Chain coffee shops can offer a sense of familiarity in an unknown location. However, there are apparent differences that can be unsettling if you were expecting an exact replica of your hometown coffee shop. I brought my American expectations and was met by a British reality.
At first glance, this looked like your typical coffee shop. A refrigerated display offered enticing pastries and convenient prepackaged meals. The screeching of the espresso machine and display of varying cup sizes confirmed our location. The recognizable scent of this sweet nectar of life floated through the air, tempting me to give in to my caffeine addiction.

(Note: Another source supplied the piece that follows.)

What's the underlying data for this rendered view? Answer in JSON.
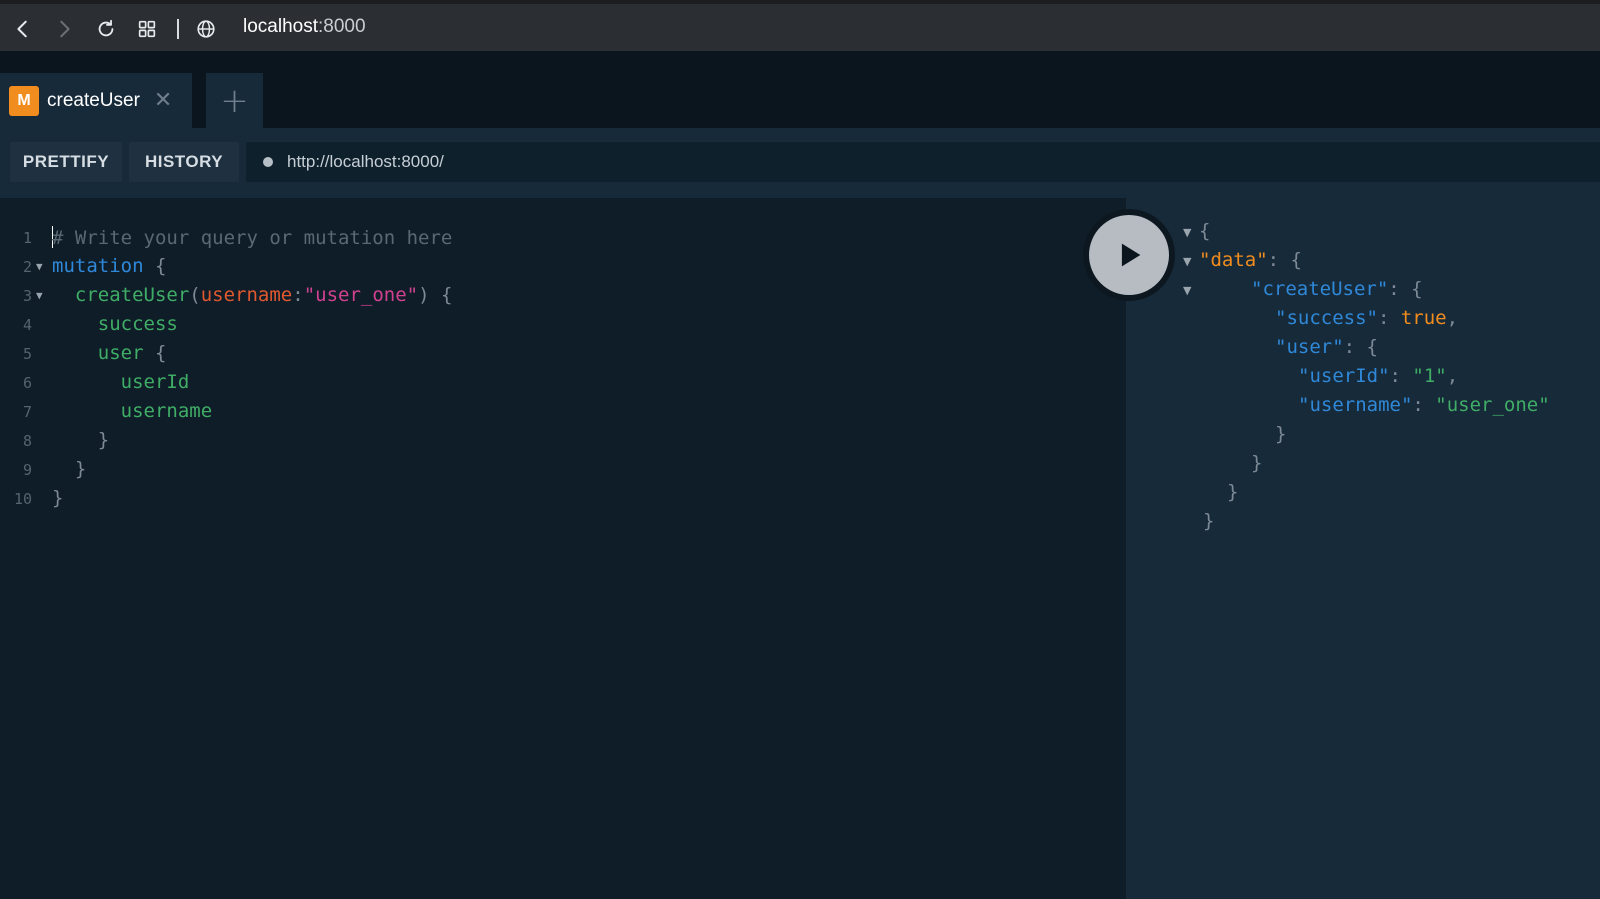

Upon further inspection I began to notice how different this British coffee shop was from the ones I frequented in the United States. I had expected the typical coffee house jazz music that pairs well with the notes of coffee, but my ears picked up on Ed Sheeran instead. Pop music seemed out of place for the location, especially when it isn’t featured on any coffee shop playlists on Spotify. Although nearby conversations were held in my native tongue it was difficult to make out what people were saying. The trademark white noise of the coffee shop translated the British accent into an unrecognizable foreign language.
There were not many tables available which I found surprising for a Wednesday morning around 10:30. It seemed that it was more culturally accepted and expected for tea to be consumed during the middle of the workday. American coffee chains experience rush hours during the early morning as a checkpoint along the working person’s daily commute. Here, a group of students laughed around a table with their backpacks close by. Many businessmen worked on laptops, fueled by caffeine. The chairs didn’t have time to cool down before a new customer would claim it. There was a busyness at Costa Coffee that provided a constant stream of tasks for the employees.

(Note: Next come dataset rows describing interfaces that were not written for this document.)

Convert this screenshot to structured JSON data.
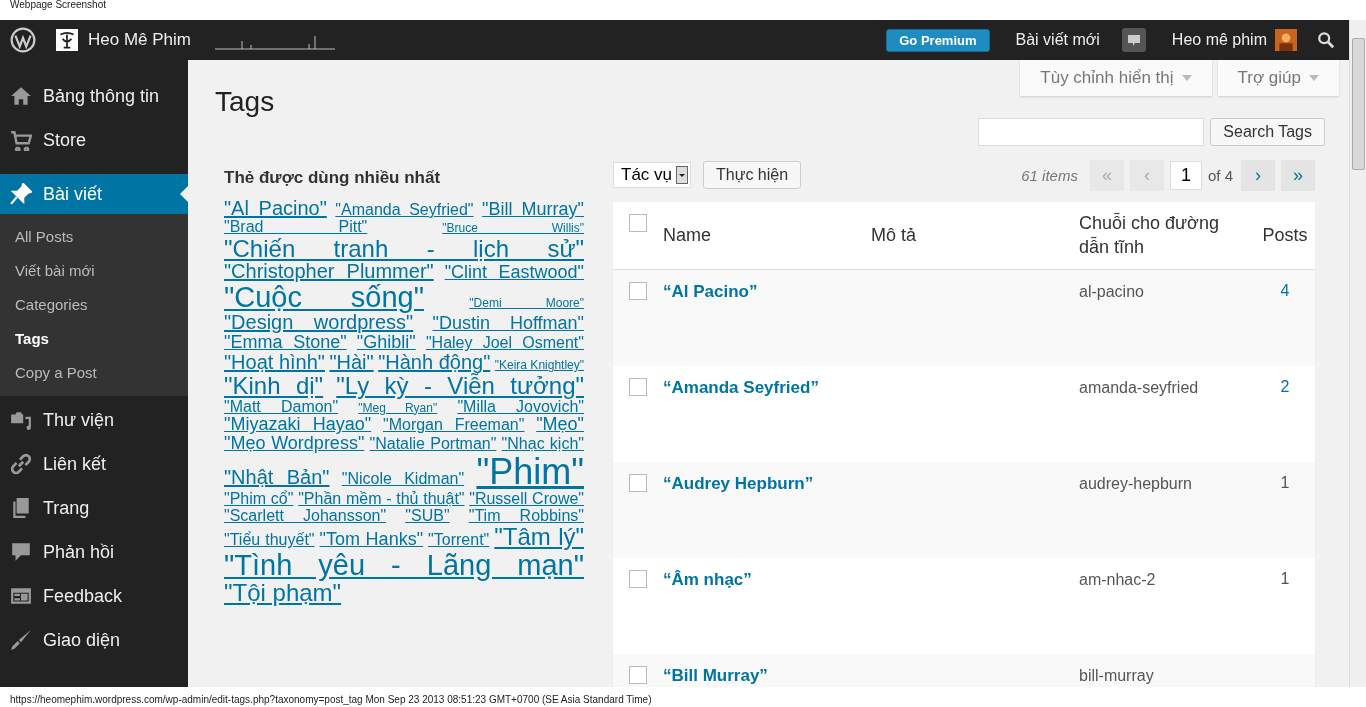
{
  "capture_title": "Webpage Screenshot",
  "admin_bar": {
    "site_name": "Heo Mê Phim",
    "premium_button": "Go Premium",
    "new_post": "Bài viết mới",
    "user_name": "Heo mê phim"
  },
  "sidebar": {
    "items": [
      {
        "label": "Bảng thông tin",
        "selected": false
      },
      {
        "label": "Store",
        "selected": false
      },
      {
        "label": "Bài viết",
        "selected": true,
        "children": [
          {
            "label": "All Posts",
            "selected": false
          },
          {
            "label": "Viết bài mới",
            "selected": false
          },
          {
            "label": "Categories",
            "selected": false
          },
          {
            "label": "Tags",
            "selected": true
          },
          {
            "label": "Copy a Post",
            "selected": false
          }
        ]
      },
      {
        "label": "Thư viện",
        "selected": false
      },
      {
        "label": "Liên kết",
        "selected": false
      },
      {
        "label": "Trang",
        "selected": false
      },
      {
        "label": "Phản hồi",
        "selected": false
      },
      {
        "label": "Feedback",
        "selected": false
      },
      {
        "label": "Giao diện",
        "selected": false
      }
    ]
  },
  "screen_tabs": [
    "Tùy chỉnh hiển thị",
    "Trợ giúp"
  ],
  "page_title": "Tags",
  "tag_cloud": {
    "title": "Thẻ được dùng nhiều nhất",
    "tags": [
      {
        "label": "\"Al Pacino\"",
        "kind": "large"
      },
      {
        "label": "\"Amanda Seyfried\"",
        "kind": "small"
      },
      {
        "label": "\"Bill Murray\"",
        "kind": "medium"
      },
      {
        "label": "\"Brad Pitt\"",
        "kind": "small"
      },
      {
        "label": "\"Bruce Willis\"",
        "kind": "tiny"
      },
      {
        "label": "\"Chiến tranh - lịch sử\"",
        "kind": "big"
      },
      {
        "label": "\"Christopher Plummer\"",
        "kind": "large"
      },
      {
        "label": "\"Clint Eastwood\"",
        "kind": "medium"
      },
      {
        "label": "\"Cuộc sống\"",
        "kind": "huge"
      },
      {
        "label": "\"Demi Moore\"",
        "kind": "tiny"
      },
      {
        "label": "\"Design wordpress\"",
        "kind": "large"
      },
      {
        "label": "\"Dustin Hoffman\"",
        "kind": "medium"
      },
      {
        "label": "\"Emma Stone\"",
        "kind": "medium"
      },
      {
        "label": "\"Ghibli\"",
        "kind": "medium"
      },
      {
        "label": "\"Haley Joel Osment\"",
        "kind": "small"
      },
      {
        "label": "\"Hoạt hình\"",
        "kind": "large"
      },
      {
        "label": "\"Hài\"",
        "kind": "large"
      },
      {
        "label": "\"Hành động\"",
        "kind": "large"
      },
      {
        "label": "\"Keira Knightley\"",
        "kind": "tiny"
      },
      {
        "label": "\"Kinh dị\"",
        "kind": "big"
      },
      {
        "label": "\"Ly kỳ - Viễn tưởng\"",
        "kind": "big"
      },
      {
        "label": "\"Matt Damon\"",
        "kind": "small"
      },
      {
        "label": "\"Meg Ryan\"",
        "kind": "tiny"
      },
      {
        "label": "\"Milla Jovovich\"",
        "kind": "small"
      },
      {
        "label": "\"Miyazaki Hayao\"",
        "kind": "medium"
      },
      {
        "label": "\"Morgan Freeman\"",
        "kind": "small"
      },
      {
        "label": "\"Mẹo\"",
        "kind": "medium"
      },
      {
        "label": "\"Mẹo Wordpress\"",
        "kind": "medium"
      },
      {
        "label": "\"Natalie Portman\"",
        "kind": "small"
      },
      {
        "label": "\"Nhạc kịch\"",
        "kind": "small"
      },
      {
        "label": "\"Nhật Bản\"",
        "kind": "large"
      },
      {
        "label": "\"Nicole Kidman\"",
        "kind": "small"
      },
      {
        "label": "\"Phim\"",
        "kind": "giant"
      },
      {
        "label": "\"Phim cổ\"",
        "kind": "small"
      },
      {
        "label": "\"Phần mềm - thủ thuật\"",
        "kind": "small"
      },
      {
        "label": "\"Russell Crowe\"",
        "kind": "small"
      },
      {
        "label": "\"Scarlett Johansson\"",
        "kind": "small"
      },
      {
        "label": "\"SUB\"",
        "kind": "small"
      },
      {
        "label": "\"Tim Robbins\"",
        "kind": "small"
      },
      {
        "label": "\"Tiểu thuyết\"",
        "kind": "small"
      },
      {
        "label": "\"Tom Hanks\"",
        "kind": "medium"
      },
      {
        "label": "\"Torrent\"",
        "kind": "small"
      },
      {
        "label": "\"Tâm lý\"",
        "kind": "big"
      },
      {
        "label": "\"Tình yêu - Lãng mạn\"",
        "kind": "huge"
      },
      {
        "label": "\"Tội phạm\"",
        "kind": "big"
      }
    ]
  },
  "search": {
    "button": "Search Tags"
  },
  "bulk": {
    "select": "Tác vụ",
    "apply": "Thực hiện"
  },
  "pagination": {
    "count": "61 items",
    "first": "«",
    "prev": "‹",
    "page": "1",
    "of": "of 4",
    "next": "›",
    "last": "»"
  },
  "table": {
    "select_all_checked": false,
    "columns": [
      "Name",
      "Mô tả",
      "Chuỗi cho đường dẫn tĩnh",
      "Posts"
    ],
    "rows": [
      {
        "name": "“Al Pacino”",
        "slug": "al-pacino",
        "posts": "4",
        "posts_linked": true,
        "checked": false
      },
      {
        "name": "“Amanda Seyfried”",
        "slug": "amanda-seyfried",
        "posts": "2",
        "posts_linked": true,
        "checked": false
      },
      {
        "name": "“Audrey Hepburn”",
        "slug": "audrey-hepburn",
        "posts": "1",
        "posts_linked": false,
        "checked": false
      },
      {
        "name": "“Âm nhạc”",
        "slug": "am-nhac-2",
        "posts": "1",
        "posts_linked": false,
        "checked": false
      },
      {
        "name": "“Bill Murray”",
        "slug": "bill-murray",
        "checked": false
      }
    ]
  },
  "status_text": "https://heomephim.wordpress.com/wp-admin/edit-tags.php?taxonomy=post_tag Mon Sep 23 2013 08:51:23 GMT+0700 (SE Asia Standard Time)"
}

It is imperative you specify whether you will enjoy your beverage in the store or take it away. At home, baristas assume you want the convenience of a waste producing container but don’t mind if you occupy space in their storefront. A local elderly woman ordered her drink and shuffled to her seat, balancing an overfilled mug on a small plate, dangerously close to spilling.

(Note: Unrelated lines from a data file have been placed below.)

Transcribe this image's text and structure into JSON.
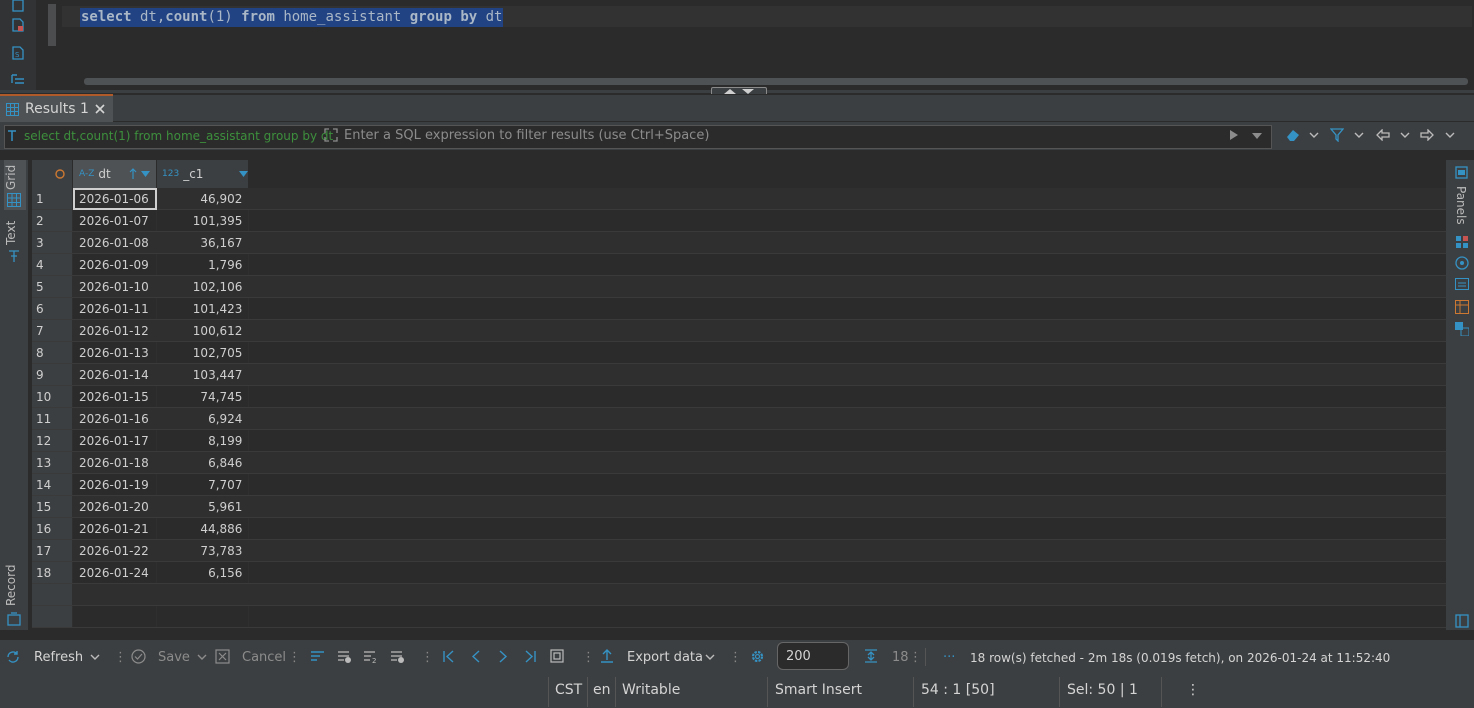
{
  "editor": {
    "sql_parts": [
      {
        "text": "select",
        "kind": "kw"
      },
      {
        "text": " dt,",
        "kind": "plain"
      },
      {
        "text": "count",
        "kind": "kw"
      },
      {
        "text": "(1) ",
        "kind": "plain"
      },
      {
        "text": "from",
        "kind": "kw"
      },
      {
        "text": " home_assistant ",
        "kind": "plain"
      },
      {
        "text": "group by",
        "kind": "kw"
      },
      {
        "text": " dt",
        "kind": "plain"
      }
    ]
  },
  "results_tab": {
    "label": "Results 1"
  },
  "filter": {
    "current_query": "select dt,count(1) from home_assistant group by dt",
    "placeholder": "Enter a SQL expression to filter results (use Ctrl+Space)"
  },
  "side_tabs": {
    "grid": "Grid",
    "text": "Text",
    "record": "Record",
    "panels": "Panels"
  },
  "table": {
    "columns": [
      {
        "type_badge": "A-Z",
        "name": "dt"
      },
      {
        "type_badge": "123",
        "name": "_c1"
      }
    ],
    "rows": [
      {
        "n": "1",
        "dt": "2026-01-06",
        "c1": "46,902"
      },
      {
        "n": "2",
        "dt": "2026-01-07",
        "c1": "101,395"
      },
      {
        "n": "3",
        "dt": "2026-01-08",
        "c1": "36,167"
      },
      {
        "n": "4",
        "dt": "2026-01-09",
        "c1": "1,796"
      },
      {
        "n": "5",
        "dt": "2026-01-10",
        "c1": "102,106"
      },
      {
        "n": "6",
        "dt": "2026-01-11",
        "c1": "101,423"
      },
      {
        "n": "7",
        "dt": "2026-01-12",
        "c1": "100,612"
      },
      {
        "n": "8",
        "dt": "2026-01-13",
        "c1": "102,705"
      },
      {
        "n": "9",
        "dt": "2026-01-14",
        "c1": "103,447"
      },
      {
        "n": "10",
        "dt": "2026-01-15",
        "c1": "74,745"
      },
      {
        "n": "11",
        "dt": "2026-01-16",
        "c1": "6,924"
      },
      {
        "n": "12",
        "dt": "2026-01-17",
        "c1": "8,199"
      },
      {
        "n": "13",
        "dt": "2026-01-18",
        "c1": "6,846"
      },
      {
        "n": "14",
        "dt": "2026-01-19",
        "c1": "7,707"
      },
      {
        "n": "15",
        "dt": "2026-01-20",
        "c1": "5,961"
      },
      {
        "n": "16",
        "dt": "2026-01-21",
        "c1": "44,886"
      },
      {
        "n": "17",
        "dt": "2026-01-22",
        "c1": "73,783"
      },
      {
        "n": "18",
        "dt": "2026-01-24",
        "c1": "6,156"
      }
    ]
  },
  "toolbar": {
    "refresh": "Refresh",
    "save": "Save",
    "cancel": "Cancel",
    "export": "Export data",
    "page_size": "200",
    "row_count": "18",
    "fetch_status": "18 row(s) fetched - 2m 18s (0.019s fetch), on 2026-01-24 at 11:52:40"
  },
  "statusbar": {
    "timezone": "CST",
    "locale": "en",
    "mode": "Writable",
    "insert_mode": "Smart Insert",
    "cursor": "54 : 1 [50]",
    "selection": "Sel: 50 | 1"
  },
  "colors": {
    "keyword": "#cc7832",
    "selection": "#214283",
    "filter_text": "#3d8f3d",
    "accent": "#3592c4"
  },
  "icons": [
    "sql-file-icon",
    "script-error-icon",
    "script-icon",
    "outline-icon",
    "table-icon",
    "close-icon",
    "filter-history-icon",
    "expand-icon",
    "run-filter-icon",
    "eraser-icon",
    "filter-icon",
    "back-icon",
    "forward-icon",
    "grid-icon",
    "text-icon",
    "record-icon",
    "panels-icon",
    "refresh-icon",
    "save-icon",
    "cancel-icon",
    "first-page-icon",
    "prev-page-icon",
    "next-page-icon",
    "last-page-icon",
    "export-icon",
    "settings-icon",
    "fetch-all-icon"
  ]
}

In many ways, this British coffee shop met my surface level expectations as a place where you can sit down with a warm drink and a pastry and perhaps feel motivated to work. A deeper look may provide more insight into the culture and lifestyle of Oxford residents.